_Task instructions_
Report each line of the material below where the word "icon" can be found.

_Working data_
_ _ _ _ _ _ _

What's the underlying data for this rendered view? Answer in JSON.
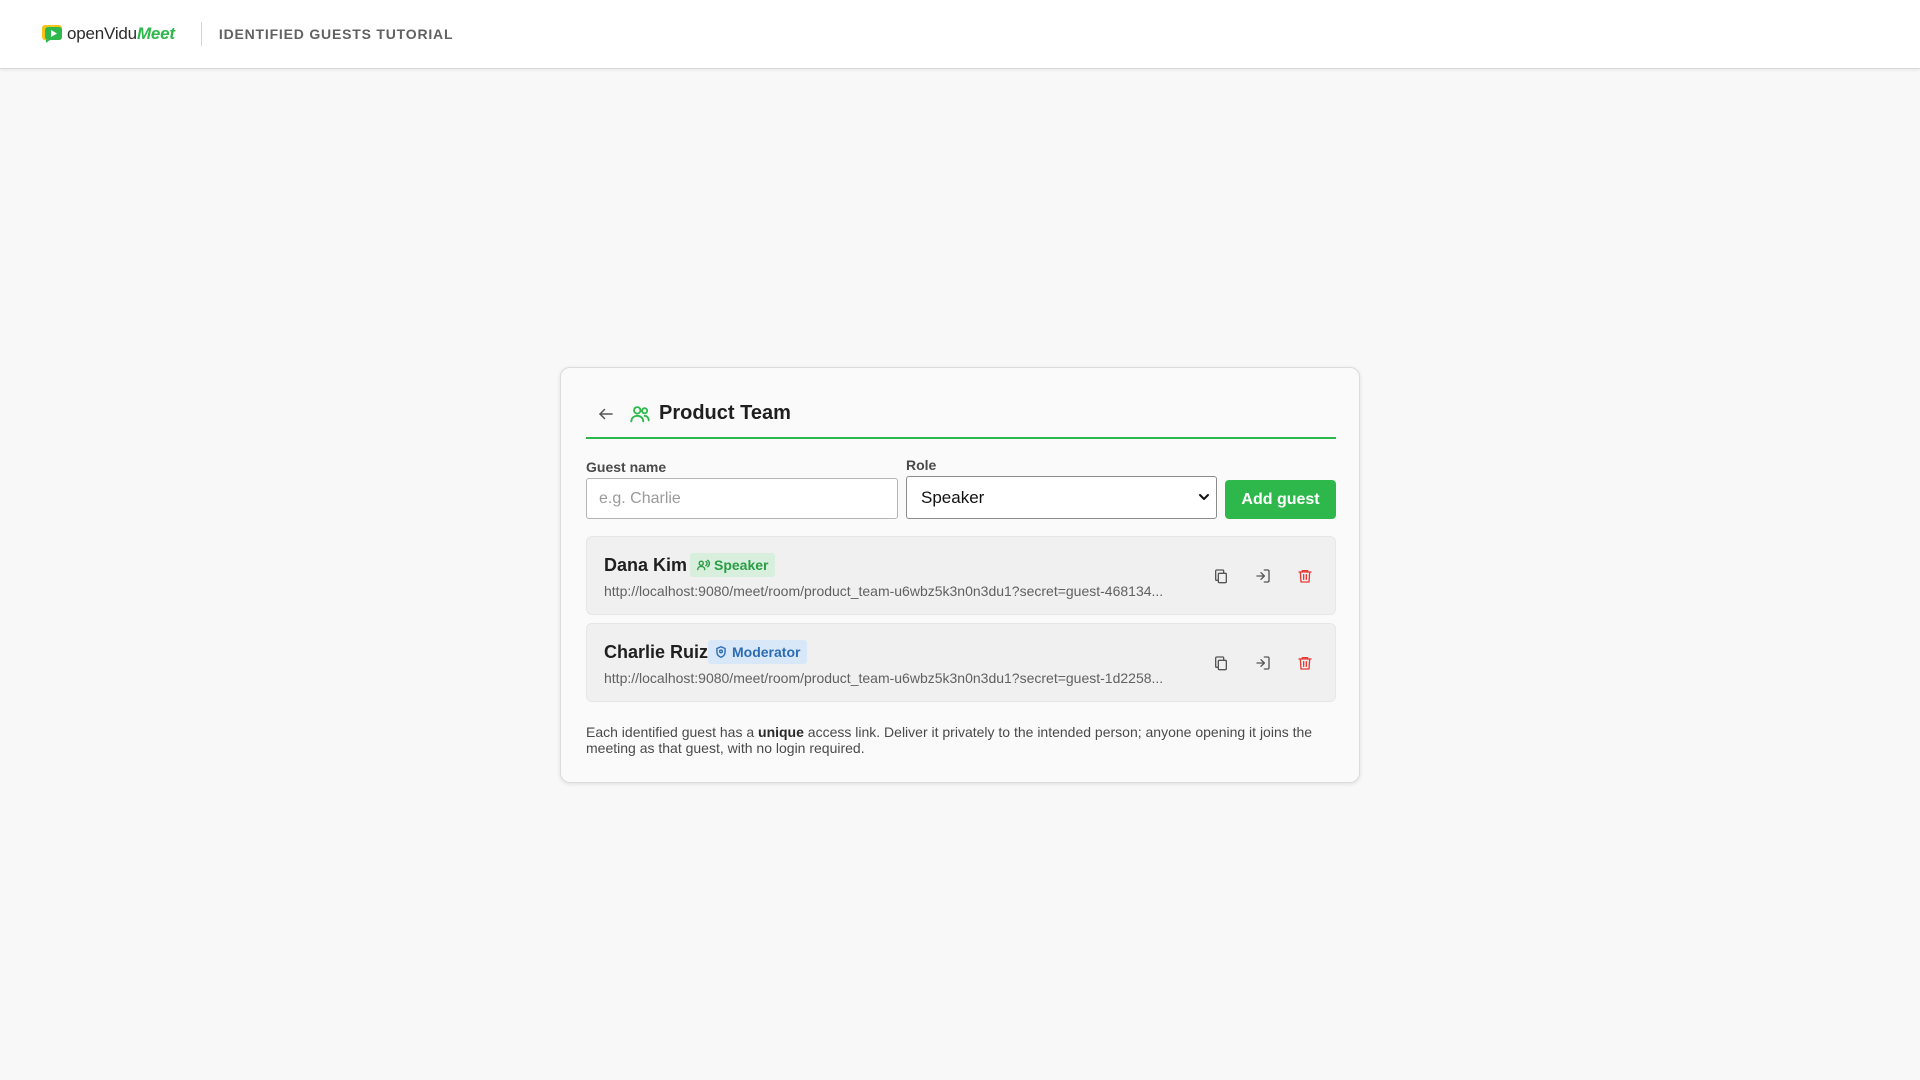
{
  "header": {
    "brand_open": "openVidu",
    "brand_meet": "Meet",
    "title": "IDENTIFIED GUESTS TUTORIAL"
  },
  "card": {
    "title": "Product Team",
    "back_icon": "arrow-left-icon",
    "team_icon": "users-icon"
  },
  "form": {
    "guest_name_label": "Guest name",
    "guest_name_placeholder": "e.g. Charlie",
    "guest_name_value": "",
    "role_label": "Role",
    "role_selected": "Speaker",
    "add_button": "Add guest"
  },
  "guests": [
    {
      "name": "Dana Kim",
      "role": "Speaker",
      "role_icon": "speaker-users-icon",
      "link": "http://localhost:9080/meet/room/product_team-u6wbz5k3n0n3du1?secret=guest-468134..."
    },
    {
      "name": "Charlie Ruiz",
      "role": "Moderator",
      "role_icon": "shield-icon",
      "link": "http://localhost:9080/meet/room/product_team-u6wbz5k3n0n3du1?secret=guest-1d2258..."
    }
  ],
  "footnote": {
    "before": "Each identified guest has a ",
    "bold": "unique",
    "after": " access link. Deliver it privately to the intended person; anyone opening it joins the meeting as that guest, with no login required."
  },
  "colors": {
    "accent": "#2eb84c",
    "delete": "#e53935",
    "speaker_badge_bg": "#d8efdd",
    "moderator_badge_bg": "#d9e8f8",
    "moderator_text": "#2c6cb5"
  }
}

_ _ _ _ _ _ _

_Exercise solution_
    "back_icon": "arrow-left-icon",
    "team_icon": "users-icon"
      "role_icon": "speaker-users-icon",
      "role_icon": "shield-icon",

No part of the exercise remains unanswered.